There is a way out of this maze.

1. It starts will making some space, and stopping excuses. Including gratitude. Finding time to get quiet, simplify your life, find alone time- you can’t figure out what’s really going on unless you give it the space to reveal itself.

2. Start a *true* gratitude practice. It can be a journal where you take a moment to get centered and write down one thing a day you are grateful for. Or, say a simple grace at dinner. The key is to, again, create the space, and allow an authentic feeling of gratitude to bubble up rather than just saying it off the cuff. Gratitude is not blasé. It’s powerful. It should be treated as such.

3. Acknowledge that you can both be grateful for what you have *and* that you deserve all that you desire. It is OK to want more/different/better/smaller… it is creating discomfort in you for a reason. Find out why, then do something about it.

4. According to Brene Brown, people who live whole-heartedly take risks. They allow themselves to be vulnerable. They put themselves out there. I think living whole-heartedly is living from a place of true gratitude. When we have deep gratitude for this life, we take chances, we speak our minds, we make changes because… we are alive.

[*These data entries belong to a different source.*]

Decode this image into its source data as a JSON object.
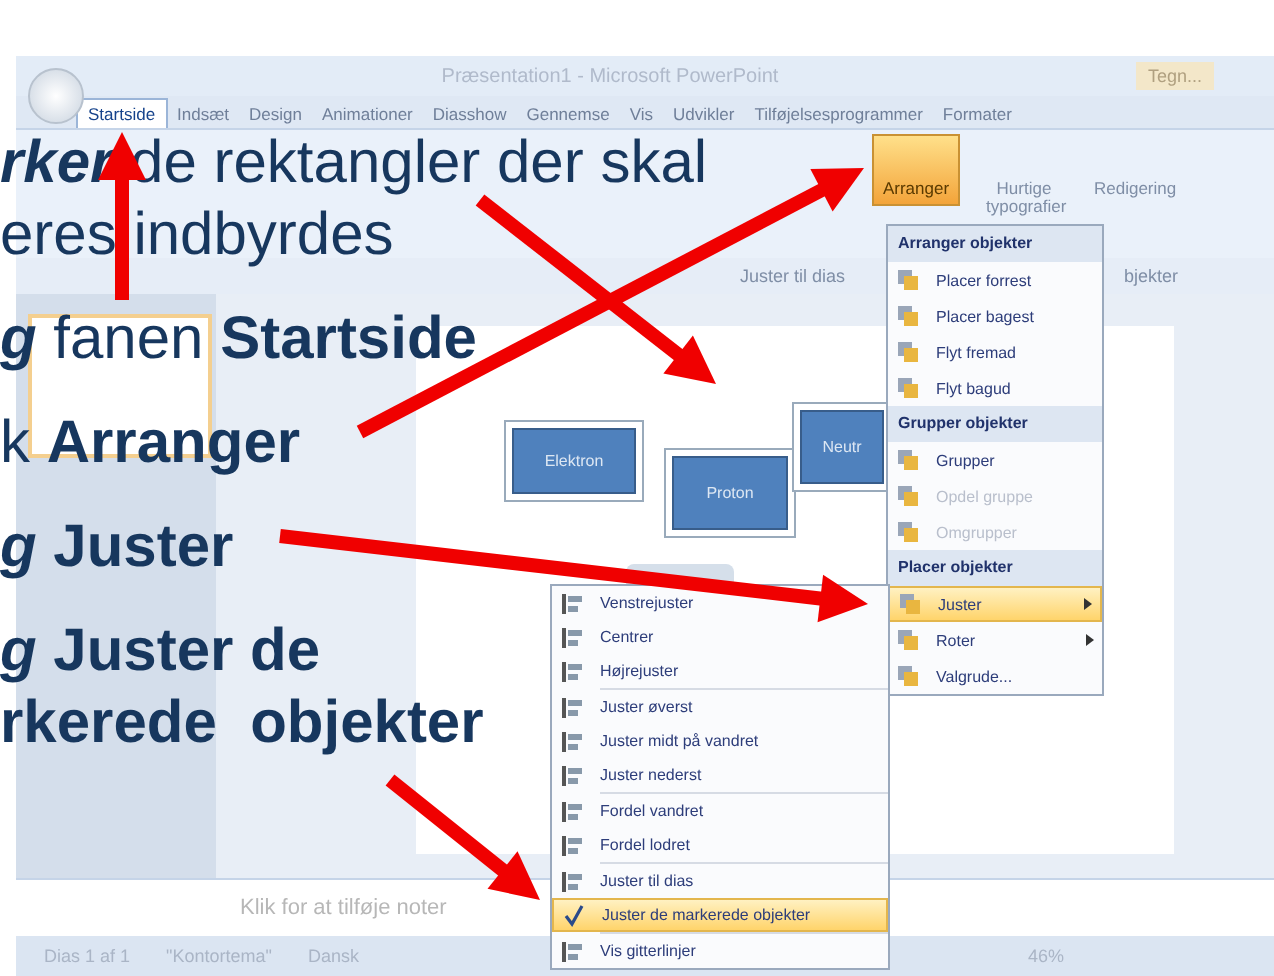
{
  "window": {
    "title": "Præsentation1 - Microsoft PowerPoint",
    "context_tab": "Tegn..."
  },
  "tabs": [
    {
      "label": "Startside",
      "selected": true
    },
    {
      "label": "Indsæt",
      "selected": false
    },
    {
      "label": "Design",
      "selected": false
    },
    {
      "label": "Animationer",
      "selected": false
    },
    {
      "label": "Diasshow",
      "selected": false
    },
    {
      "label": "Gennemse",
      "selected": false
    },
    {
      "label": "Vis",
      "selected": false
    },
    {
      "label": "Udvikler",
      "selected": false
    },
    {
      "label": "Tilføjelsesprogrammer",
      "selected": false
    },
    {
      "label": "Formater",
      "selected": false
    }
  ],
  "ribbon": {
    "buttons": [
      {
        "label": "Arranger",
        "selected": true
      },
      {
        "label": "Hurtige typografier",
        "selected": false
      },
      {
        "label": "Redigering",
        "selected": false
      }
    ]
  },
  "toolbar": {
    "labels": [
      "Juster til dias",
      "bjekter"
    ]
  },
  "slide": {
    "shapes": [
      {
        "label": "Elektron"
      },
      {
        "label": "Proton"
      },
      {
        "label": "Neutr"
      }
    ]
  },
  "notes": {
    "placeholder": "Klik for at tilføje noter"
  },
  "status_bar": {
    "items": [
      "Dias 1 af 1",
      "\"Kontortema\"",
      "Dansk"
    ],
    "zoom": "46%"
  },
  "arrange_menu": {
    "sections": [
      {
        "header": "Arranger objekter",
        "items": [
          {
            "label": "Placer forrest",
            "selected": false,
            "disabled": false,
            "submenu": false
          },
          {
            "label": "Placer bagest",
            "selected": false,
            "disabled": false,
            "submenu": false
          },
          {
            "label": "Flyt fremad",
            "selected": false,
            "disabled": false,
            "submenu": false
          },
          {
            "label": "Flyt bagud",
            "selected": false,
            "disabled": false,
            "submenu": false
          }
        ]
      },
      {
        "header": "Grupper objekter",
        "items": [
          {
            "label": "Grupper",
            "selected": false,
            "disabled": false,
            "submenu": false
          },
          {
            "label": "Opdel gruppe",
            "selected": false,
            "disabled": true,
            "submenu": false
          },
          {
            "label": "Omgrupper",
            "selected": false,
            "disabled": true,
            "submenu": false
          }
        ]
      },
      {
        "header": "Placer objekter",
        "items": [
          {
            "label": "Juster",
            "selected": true,
            "disabled": false,
            "submenu": true
          },
          {
            "label": "Roter",
            "selected": false,
            "disabled": false,
            "submenu": true
          },
          {
            "label": "Valgrude...",
            "selected": false,
            "disabled": false,
            "submenu": false
          }
        ]
      }
    ]
  },
  "align_menu": {
    "groups": [
      [
        {
          "label": "Venstrejuster",
          "checked": false
        },
        {
          "label": "Centrer",
          "checked": false
        },
        {
          "label": "Højrejuster",
          "checked": false
        }
      ],
      [
        {
          "label": "Juster øverst",
          "checked": false
        },
        {
          "label": "Juster midt på vandret",
          "checked": false
        },
        {
          "label": "Juster nederst",
          "checked": false
        }
      ],
      [
        {
          "label": "Fordel vandret",
          "checked": false
        },
        {
          "label": "Fordel lodret",
          "checked": false
        }
      ],
      [
        {
          "label": "Juster til dias",
          "checked": false
        },
        {
          "label": "Juster de markerede objekter",
          "checked": true
        }
      ],
      [
        {
          "label": "Vis gitterlinjer",
          "checked": false
        }
      ]
    ]
  },
  "instructions": [
    {
      "lines": [
        [
          {
            "text": "rker",
            "kind": "bold-italic"
          },
          {
            "text": " de rektangler der skal",
            "kind": "normal"
          }
        ],
        [
          {
            "text": "eres indbyrdes",
            "kind": "normal"
          }
        ]
      ]
    },
    {
      "lines": [
        [
          {
            "text": "g",
            "kind": "bold-italic"
          },
          {
            "text": " fanen ",
            "kind": "normal"
          },
          {
            "text": "Startside",
            "kind": "bold"
          }
        ]
      ]
    },
    {
      "lines": [
        [
          {
            "text": "k ",
            "kind": "normal"
          },
          {
            "text": "Arranger",
            "kind": "bold"
          }
        ]
      ]
    },
    {
      "lines": [
        [
          {
            "text": "g",
            "kind": "bold-italic"
          },
          {
            "text": " Juster",
            "kind": "bold"
          }
        ]
      ]
    },
    {
      "lines": [
        [
          {
            "text": "g",
            "kind": "bold-italic"
          },
          {
            "text": " Juster de",
            "kind": "bold"
          }
        ],
        [
          {
            "text": "rkerede  objekter",
            "kind": "bold"
          }
        ]
      ]
    }
  ]
}
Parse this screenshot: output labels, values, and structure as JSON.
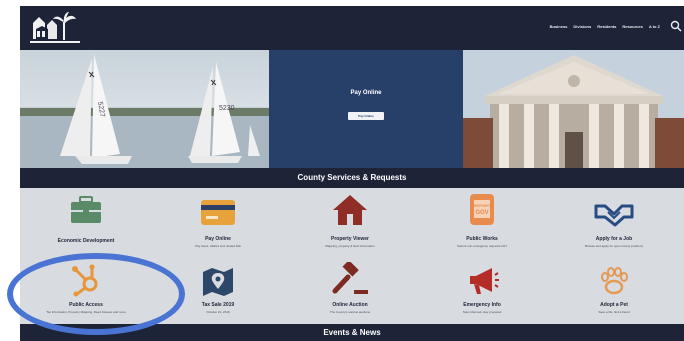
{
  "nav": {
    "items": [
      "Business",
      "Divisions",
      "Residents",
      "Resources",
      "A to Z"
    ]
  },
  "hero": {
    "left_sail_numbers": [
      "5227",
      "5230"
    ],
    "pay_title": "Pay Online",
    "pay_button": "Pay Online"
  },
  "services": {
    "heading": "County Services & Requests",
    "cards": [
      {
        "title": "Economic Development",
        "subtitle": "",
        "icon": "briefcase-icon",
        "color": "#5a8b68"
      },
      {
        "title": "Pay Online",
        "subtitle": "Pay taxes, utilities and related bills",
        "icon": "credit-card-icon",
        "color": "#e7a23c"
      },
      {
        "title": "Property Viewer",
        "subtitle": "Mapping, property & land information",
        "icon": "house-icon",
        "color": "#8f2d27"
      },
      {
        "title": "Public Works",
        "subtitle": "Submit non-emergency requests 24/7",
        "icon": "report-gov-icon",
        "color": "#e88b4d"
      },
      {
        "title": "Apply for a Job",
        "subtitle": "Browse and apply for open county positions",
        "icon": "handshake-icon",
        "color": "#274b83"
      },
      {
        "title": "Public Access",
        "subtitle": "Tax Information, Property Mapping, Deed Indexes and more",
        "icon": "hub-icon",
        "color": "#e7963a"
      },
      {
        "title": "Tax Sale 2019",
        "subtitle": "October 21, 2019",
        "icon": "map-pin-icon",
        "color": "#2d4768"
      },
      {
        "title": "Online Auction",
        "subtitle": "The County's surplus auctions",
        "icon": "gavel-icon",
        "color": "#7c2a22"
      },
      {
        "title": "Emergency Info",
        "subtitle": "Stay informed, stay prepared",
        "icon": "megaphone-icon",
        "color": "#b52c29"
      },
      {
        "title": "Adopt a Pet",
        "subtitle": "Save a life, find a friend",
        "icon": "paw-icon",
        "color": "#e49a55"
      }
    ]
  },
  "events": {
    "heading": "Events & News"
  }
}
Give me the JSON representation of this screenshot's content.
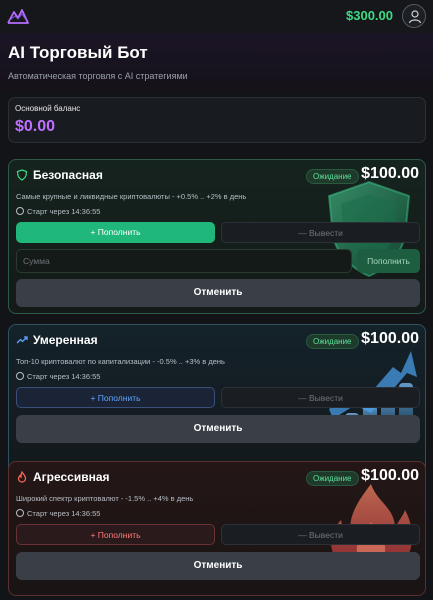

And we are grateful for it.

5. Thanks-giving. It’s an action. Turn your gratitude into works of service and helping others.

I’d love to hear about *your* gratitude practice, and maybe how it shows up in your life.